Princeton scientists describe genetics of blood stem cells

June 1, 2000 1:51 p.m.

Princeton scientists have outlined the molecular genetics behind a great mystery of biology: how blood cells replenish themselves. The results - a database of more than 2,000 genes - give biologists their first comprehensive picture of the workings of blood stem cells , the master component of bone marrow that gives rise to all cellular constituents of blood, from red and white cells to platelets.

The data, published in the June 2 issue of Science, offer biologists a powerful tool for understanding diseases of the blood such as leukemias, and also how blood stem cells may better be used therapeutically in transplantation and eventual gene therapy scenarios.
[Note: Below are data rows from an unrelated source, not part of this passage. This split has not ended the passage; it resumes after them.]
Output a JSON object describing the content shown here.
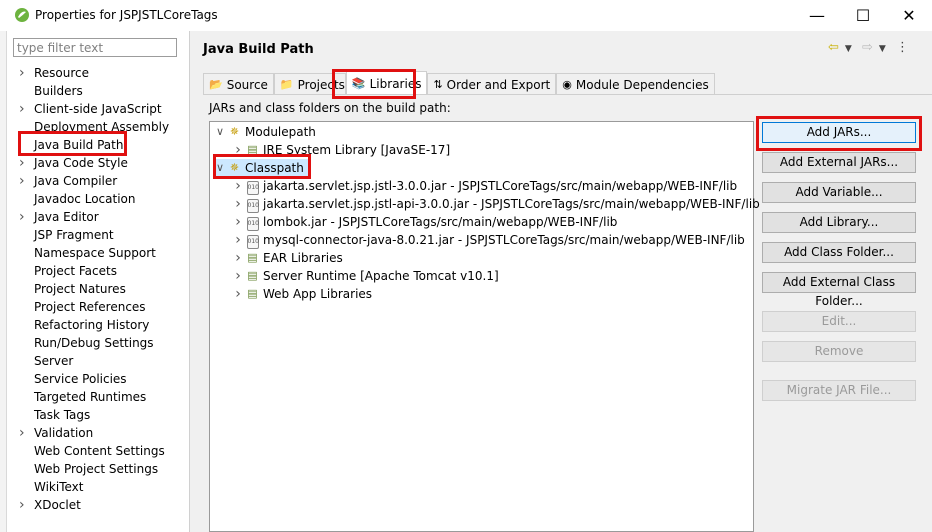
{
  "window": {
    "title": "Properties for JSPJSTLCoreTags",
    "minimize_icon": "minimize-icon",
    "maximize_icon": "maximize-icon",
    "close_icon": "close-icon"
  },
  "filter": {
    "placeholder": "type filter text",
    "value": ""
  },
  "nav": {
    "items": [
      {
        "label": "Resource",
        "expandable": true
      },
      {
        "label": "Builders",
        "expandable": false
      },
      {
        "label": "Client-side JavaScript",
        "expandable": true
      },
      {
        "label": "Deployment Assembly",
        "expandable": false
      },
      {
        "label": "Java Build Path",
        "expandable": false,
        "selected": true
      },
      {
        "label": "Java Code Style",
        "expandable": true
      },
      {
        "label": "Java Compiler",
        "expandable": true
      },
      {
        "label": "Javadoc Location",
        "expandable": false
      },
      {
        "label": "Java Editor",
        "expandable": true
      },
      {
        "label": "JSP Fragment",
        "expandable": false
      },
      {
        "label": "Namespace Support",
        "expandable": false
      },
      {
        "label": "Project Facets",
        "expandable": false
      },
      {
        "label": "Project Natures",
        "expandable": false
      },
      {
        "label": "Project References",
        "expandable": false
      },
      {
        "label": "Refactoring History",
        "expandable": false
      },
      {
        "label": "Run/Debug Settings",
        "expandable": false
      },
      {
        "label": "Server",
        "expandable": false
      },
      {
        "label": "Service Policies",
        "expandable": false
      },
      {
        "label": "Targeted Runtimes",
        "expandable": false
      },
      {
        "label": "Task Tags",
        "expandable": false
      },
      {
        "label": "Validation",
        "expandable": true
      },
      {
        "label": "Web Content Settings",
        "expandable": false
      },
      {
        "label": "Web Project Settings",
        "expandable": false
      },
      {
        "label": "WikiText",
        "expandable": false
      },
      {
        "label": "XDoclet",
        "expandable": true
      }
    ]
  },
  "page": {
    "title": "Java Build Path",
    "tabs": [
      {
        "label": "Source",
        "icon": "source-folder-icon"
      },
      {
        "label": "Projects",
        "icon": "projects-icon"
      },
      {
        "label": "Libraries",
        "icon": "libraries-icon",
        "active": true
      },
      {
        "label": "Order and Export",
        "icon": "order-export-icon"
      },
      {
        "label": "Module Dependencies",
        "icon": "module-dependencies-icon"
      }
    ],
    "jars_label": "JARs and class folders on the build path:",
    "tree": [
      {
        "label": "Modulepath",
        "level": 0,
        "expanded": true,
        "icon": "classpath-icon"
      },
      {
        "label": "JRE System Library [JavaSE-17]",
        "level": 1,
        "expanded": false,
        "icon": "library-icon"
      },
      {
        "label": "Classpath",
        "level": 0,
        "expanded": true,
        "icon": "classpath-icon"
      },
      {
        "label": "jakarta.servlet.jsp.jstl-3.0.0.jar - JSPJSTLCoreTags/src/main/webapp/WEB-INF/lib",
        "level": 1,
        "expanded": false,
        "icon": "jar-icon"
      },
      {
        "label": "jakarta.servlet.jsp.jstl-api-3.0.0.jar - JSPJSTLCoreTags/src/main/webapp/WEB-INF/lib",
        "level": 1,
        "expanded": false,
        "icon": "jar-icon"
      },
      {
        "label": "lombok.jar - JSPJSTLCoreTags/src/main/webapp/WEB-INF/lib",
        "level": 1,
        "expanded": false,
        "icon": "jar-icon"
      },
      {
        "label": "mysql-connector-java-8.0.21.jar - JSPJSTLCoreTags/src/main/webapp/WEB-INF/lib",
        "level": 1,
        "expanded": false,
        "icon": "jar-icon"
      },
      {
        "label": "EAR Libraries",
        "level": 1,
        "expanded": false,
        "icon": "library-icon"
      },
      {
        "label": "Server Runtime [Apache Tomcat v10.1]",
        "level": 1,
        "expanded": false,
        "icon": "library-icon"
      },
      {
        "label": "Web App Libraries",
        "level": 1,
        "expanded": false,
        "icon": "library-icon"
      }
    ],
    "buttons": [
      {
        "label": "Add JARs...",
        "enabled": true
      },
      {
        "label": "Add External JARs...",
        "enabled": true
      },
      {
        "label": "Add Variable...",
        "enabled": true
      },
      {
        "label": "Add Library...",
        "enabled": true
      },
      {
        "label": "Add Class Folder...",
        "enabled": true
      },
      {
        "label": "Add External Class Folder...",
        "enabled": true
      },
      {
        "label": "Edit...",
        "enabled": false
      },
      {
        "label": "Remove",
        "enabled": false
      },
      {
        "label": "Migrate JAR File...",
        "enabled": false
      }
    ]
  },
  "colors": {
    "highlight": "#e01010",
    "selection": "#cce8ff",
    "panel": "#f0f0f0"
  }
}
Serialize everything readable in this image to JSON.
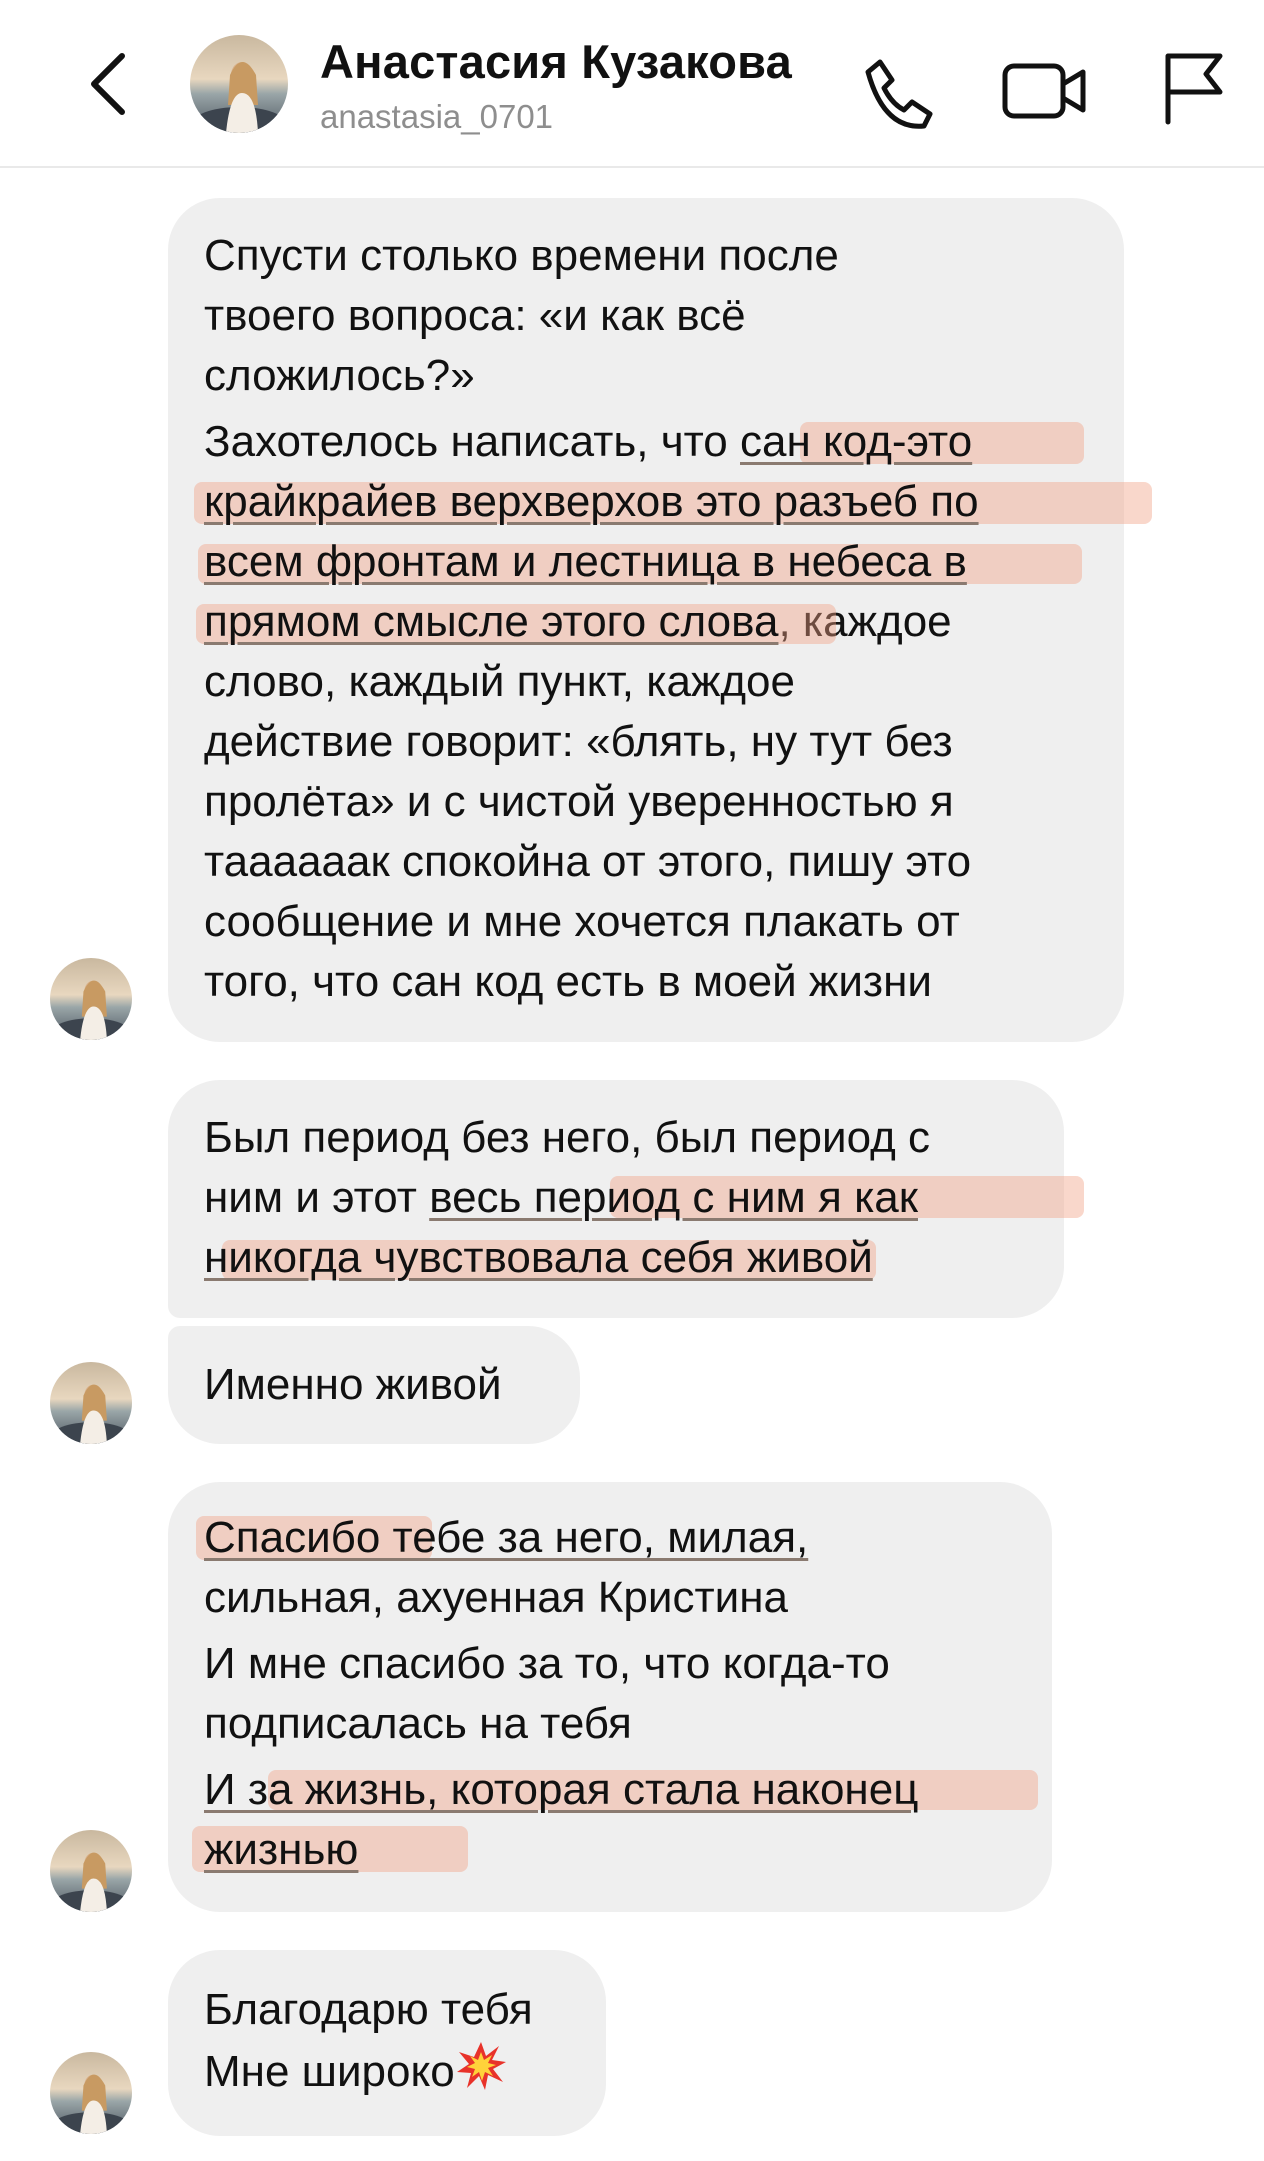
{
  "header": {
    "contact_name": "Анастасия Кузакова",
    "username": "anastasia_0701",
    "icons": [
      "chevron-left-icon",
      "phone-icon",
      "video-camera-icon",
      "flag-icon"
    ]
  },
  "messages": [
    {
      "lines": [
        "Спусти столько времени после",
        "твоего вопроса: «и как всё",
        "сложилось?»"
      ],
      "lines2": [
        {
          "pre": "Захотелось написать, что ",
          "hl": "сан код-это",
          "post": ""
        },
        {
          "pre": "",
          "hl": "крайкрайев верхверхов это разъеб по",
          "post": ""
        },
        {
          "pre": "",
          "hl": "всем фронтам и лестница в небеса в",
          "post": ""
        },
        {
          "pre": "",
          "hl": "прямом смысле этого слова",
          "post": ", каждое"
        },
        {
          "pre": "слово, каждый пункт, каждое",
          "hl": "",
          "post": ""
        },
        {
          "pre": "действие говорит: «блять, ну тут без",
          "hl": "",
          "post": ""
        },
        {
          "pre": "пролёта» и с чистой уверенностью я",
          "hl": "",
          "post": ""
        },
        {
          "pre": "таааааак спокойна от этого, пишу это",
          "hl": "",
          "post": ""
        },
        {
          "pre": "сообщение и мне хочется плакать от",
          "hl": "",
          "post": ""
        },
        {
          "pre": "того, что сан код есть в моей жизни",
          "hl": "",
          "post": ""
        }
      ]
    },
    {
      "lines": [
        {
          "pre": "Был период без него, был период с",
          "hl": "",
          "post": ""
        },
        {
          "pre": "ним и этот ",
          "hl": "весь период с ним я как",
          "post": ""
        },
        {
          "pre": "",
          "hl": "никогда чувствовала себя живой",
          "post": ""
        }
      ]
    },
    {
      "text": "Именно живой"
    },
    {
      "lines": [
        {
          "pre": "",
          "hl": "Спасибо тебе за него, милая,",
          "post": ""
        },
        {
          "pre": "сильная, ахуенная Кристина",
          "hl": "",
          "post": ""
        }
      ],
      "lines2": [
        "И мне спасибо за то, что когда-то",
        "подписалась на тебя"
      ],
      "lines3": [
        {
          "pre": "",
          "hl": "И за жизнь, которая стала наконец",
          "post": ""
        },
        {
          "pre": "",
          "hl": "жизнью",
          "post": ""
        }
      ]
    },
    {
      "line1": "Благодарю тебя",
      "line2": "Мне широко",
      "emoji": "collision-emoji"
    }
  ],
  "colors": {
    "bubble_bg": "#efefef",
    "highlight": "#f0a082",
    "username_gray": "#8e8e8e"
  }
}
The research also may yield insights into other types of stem cells throughout the body, such as those responsible for the production of skin, intestinal cells, and liver tissue.

Contact: Justin Harmon (609) 258-3601